For every single one of the 16 agencies and the targets of improvement set for them, factors other than transportation/mobility matter far more. Yet, the OSPA decided, for reasons they fail to disclose in their “rejoinder”, that cars should be the most critical input in transforming the processes of these institutions.

Not surprising then that the rating of the project continues to be unsatisfactory.

Source: World Bank

More than 80% of project indicators by my reckoning are not on track.

As is customary in government business nowadays, public accountability, which was designed into the project, has been virtually zilch.

Source: World Bank

As I have already indicated, without any serious rebuttal from the OSPA, the bulk of spending (~80%), as at end 2020, has been on cars.

Source: World Bank

The only substantive push for stakeholder engagement was money disbursed to support Civil Service Week and a so-called Results Fair, which as many would recall consisted primarily in the government announcing projects that make it look good but unrelated to public sector reform.

In short, public sector reforms in Ghana is a big deal, but the Office of the Senior Presidential Advisor is misguidedly investing in cars rather than in critical inputs required to make a serious impact on productivity, professionalism and decentralisation.

As for whether the bulk of the cars were bought in 2019 or 2020, the discrepancy is purely one of accounting treatment. The contracts to buy the cars were signed in 2019. In standard accounting, expensing happens when expenses are incurred. The OSPA can choose to focus on when the cars were actually delivered. It makes no material difference.

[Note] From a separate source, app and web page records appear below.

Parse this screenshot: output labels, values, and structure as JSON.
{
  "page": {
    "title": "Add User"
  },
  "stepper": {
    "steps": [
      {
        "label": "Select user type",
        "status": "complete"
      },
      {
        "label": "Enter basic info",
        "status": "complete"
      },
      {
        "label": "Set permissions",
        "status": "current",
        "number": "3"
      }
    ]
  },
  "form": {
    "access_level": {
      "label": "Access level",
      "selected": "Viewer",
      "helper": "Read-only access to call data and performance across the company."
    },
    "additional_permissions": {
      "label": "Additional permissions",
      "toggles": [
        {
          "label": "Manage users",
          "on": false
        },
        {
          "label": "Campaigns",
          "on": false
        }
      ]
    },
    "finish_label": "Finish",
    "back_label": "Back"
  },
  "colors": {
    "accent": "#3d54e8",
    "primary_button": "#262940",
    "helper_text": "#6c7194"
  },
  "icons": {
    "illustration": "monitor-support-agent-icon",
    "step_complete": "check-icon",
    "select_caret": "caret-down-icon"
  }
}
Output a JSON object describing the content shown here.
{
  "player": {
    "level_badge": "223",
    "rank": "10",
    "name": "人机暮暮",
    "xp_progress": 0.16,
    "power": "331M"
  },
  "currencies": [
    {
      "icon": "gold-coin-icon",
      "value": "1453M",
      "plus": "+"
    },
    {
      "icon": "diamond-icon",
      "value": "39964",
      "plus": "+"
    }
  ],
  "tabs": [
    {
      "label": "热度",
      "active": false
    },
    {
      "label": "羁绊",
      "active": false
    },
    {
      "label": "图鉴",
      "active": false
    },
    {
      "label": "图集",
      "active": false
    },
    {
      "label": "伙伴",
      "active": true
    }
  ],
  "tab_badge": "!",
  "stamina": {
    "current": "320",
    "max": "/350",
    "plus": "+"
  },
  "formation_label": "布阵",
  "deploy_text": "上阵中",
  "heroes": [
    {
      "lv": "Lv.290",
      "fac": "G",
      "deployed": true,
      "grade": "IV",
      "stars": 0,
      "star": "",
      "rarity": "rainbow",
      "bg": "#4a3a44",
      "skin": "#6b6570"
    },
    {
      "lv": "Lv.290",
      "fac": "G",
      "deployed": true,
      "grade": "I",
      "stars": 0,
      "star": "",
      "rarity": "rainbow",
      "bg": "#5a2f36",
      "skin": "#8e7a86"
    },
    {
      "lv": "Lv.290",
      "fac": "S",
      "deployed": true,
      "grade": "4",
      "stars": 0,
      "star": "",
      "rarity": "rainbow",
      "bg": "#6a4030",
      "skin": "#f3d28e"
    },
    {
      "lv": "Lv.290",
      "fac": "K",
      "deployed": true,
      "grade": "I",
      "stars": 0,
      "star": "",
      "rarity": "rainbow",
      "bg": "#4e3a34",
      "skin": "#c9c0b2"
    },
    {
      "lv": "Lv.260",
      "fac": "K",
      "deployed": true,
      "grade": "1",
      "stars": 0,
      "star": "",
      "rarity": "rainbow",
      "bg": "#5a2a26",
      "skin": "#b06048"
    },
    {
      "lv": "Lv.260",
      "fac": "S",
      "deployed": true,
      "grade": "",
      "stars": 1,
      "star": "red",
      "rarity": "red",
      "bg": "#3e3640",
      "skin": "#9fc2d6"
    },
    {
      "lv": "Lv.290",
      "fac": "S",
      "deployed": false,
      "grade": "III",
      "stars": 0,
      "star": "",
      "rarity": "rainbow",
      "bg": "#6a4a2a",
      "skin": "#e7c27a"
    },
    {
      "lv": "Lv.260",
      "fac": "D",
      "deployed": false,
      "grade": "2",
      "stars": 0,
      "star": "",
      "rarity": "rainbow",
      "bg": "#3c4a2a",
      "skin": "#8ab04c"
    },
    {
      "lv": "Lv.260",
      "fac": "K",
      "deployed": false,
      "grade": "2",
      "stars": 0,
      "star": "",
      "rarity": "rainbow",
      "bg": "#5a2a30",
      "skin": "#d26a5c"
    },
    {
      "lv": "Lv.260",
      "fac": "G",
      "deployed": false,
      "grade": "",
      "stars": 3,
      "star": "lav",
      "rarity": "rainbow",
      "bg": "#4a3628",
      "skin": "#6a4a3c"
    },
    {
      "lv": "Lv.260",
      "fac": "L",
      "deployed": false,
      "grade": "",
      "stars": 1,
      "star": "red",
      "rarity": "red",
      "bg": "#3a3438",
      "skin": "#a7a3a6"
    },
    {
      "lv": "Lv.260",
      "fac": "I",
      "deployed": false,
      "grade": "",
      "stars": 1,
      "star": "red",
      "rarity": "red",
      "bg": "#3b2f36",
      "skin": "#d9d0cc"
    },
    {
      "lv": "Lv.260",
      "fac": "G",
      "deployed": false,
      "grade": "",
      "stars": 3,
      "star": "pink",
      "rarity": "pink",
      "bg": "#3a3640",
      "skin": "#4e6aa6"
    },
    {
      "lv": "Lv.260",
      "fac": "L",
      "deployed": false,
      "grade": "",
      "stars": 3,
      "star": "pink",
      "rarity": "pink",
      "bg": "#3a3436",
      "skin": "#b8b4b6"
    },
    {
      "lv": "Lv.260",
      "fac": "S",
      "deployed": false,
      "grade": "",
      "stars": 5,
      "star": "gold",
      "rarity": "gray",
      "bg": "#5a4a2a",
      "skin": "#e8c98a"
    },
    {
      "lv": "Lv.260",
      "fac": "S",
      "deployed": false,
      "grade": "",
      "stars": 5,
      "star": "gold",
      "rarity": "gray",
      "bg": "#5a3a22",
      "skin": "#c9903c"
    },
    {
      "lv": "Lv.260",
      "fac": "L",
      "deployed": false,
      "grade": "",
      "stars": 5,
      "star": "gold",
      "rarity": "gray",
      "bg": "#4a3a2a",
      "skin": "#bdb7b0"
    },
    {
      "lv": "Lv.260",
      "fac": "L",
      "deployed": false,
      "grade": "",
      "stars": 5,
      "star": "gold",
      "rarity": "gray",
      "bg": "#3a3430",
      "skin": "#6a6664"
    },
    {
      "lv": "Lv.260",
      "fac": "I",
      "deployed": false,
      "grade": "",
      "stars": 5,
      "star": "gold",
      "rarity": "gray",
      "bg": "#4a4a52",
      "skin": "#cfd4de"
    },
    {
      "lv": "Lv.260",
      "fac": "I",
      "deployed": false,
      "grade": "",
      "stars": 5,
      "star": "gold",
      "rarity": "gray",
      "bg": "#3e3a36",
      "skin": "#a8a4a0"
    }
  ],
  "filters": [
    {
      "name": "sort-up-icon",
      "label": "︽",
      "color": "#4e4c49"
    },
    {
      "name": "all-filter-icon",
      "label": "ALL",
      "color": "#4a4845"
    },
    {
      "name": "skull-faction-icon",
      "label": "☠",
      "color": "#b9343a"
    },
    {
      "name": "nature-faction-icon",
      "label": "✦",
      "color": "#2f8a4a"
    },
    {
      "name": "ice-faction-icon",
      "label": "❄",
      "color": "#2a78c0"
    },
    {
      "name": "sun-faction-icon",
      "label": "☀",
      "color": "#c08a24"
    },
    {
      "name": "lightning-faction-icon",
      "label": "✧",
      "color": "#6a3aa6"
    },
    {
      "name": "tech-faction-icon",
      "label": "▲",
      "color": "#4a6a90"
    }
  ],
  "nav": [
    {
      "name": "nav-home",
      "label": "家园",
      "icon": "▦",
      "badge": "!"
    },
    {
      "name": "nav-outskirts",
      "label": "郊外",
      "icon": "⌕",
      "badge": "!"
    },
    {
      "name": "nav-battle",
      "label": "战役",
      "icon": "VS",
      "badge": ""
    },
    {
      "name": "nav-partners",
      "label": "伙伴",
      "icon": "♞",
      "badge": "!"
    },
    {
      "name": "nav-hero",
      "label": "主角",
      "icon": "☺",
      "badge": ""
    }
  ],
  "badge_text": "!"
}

Source: World Bank

In view of all the above, I humbly decline the invitation of the eminent and esteemed former Senior Minister to retract and apologise for my claims. On the contrary, I choose to double down and amplify them, as I have done in this essay. Thanks to the OSPA for initiating this dialogue.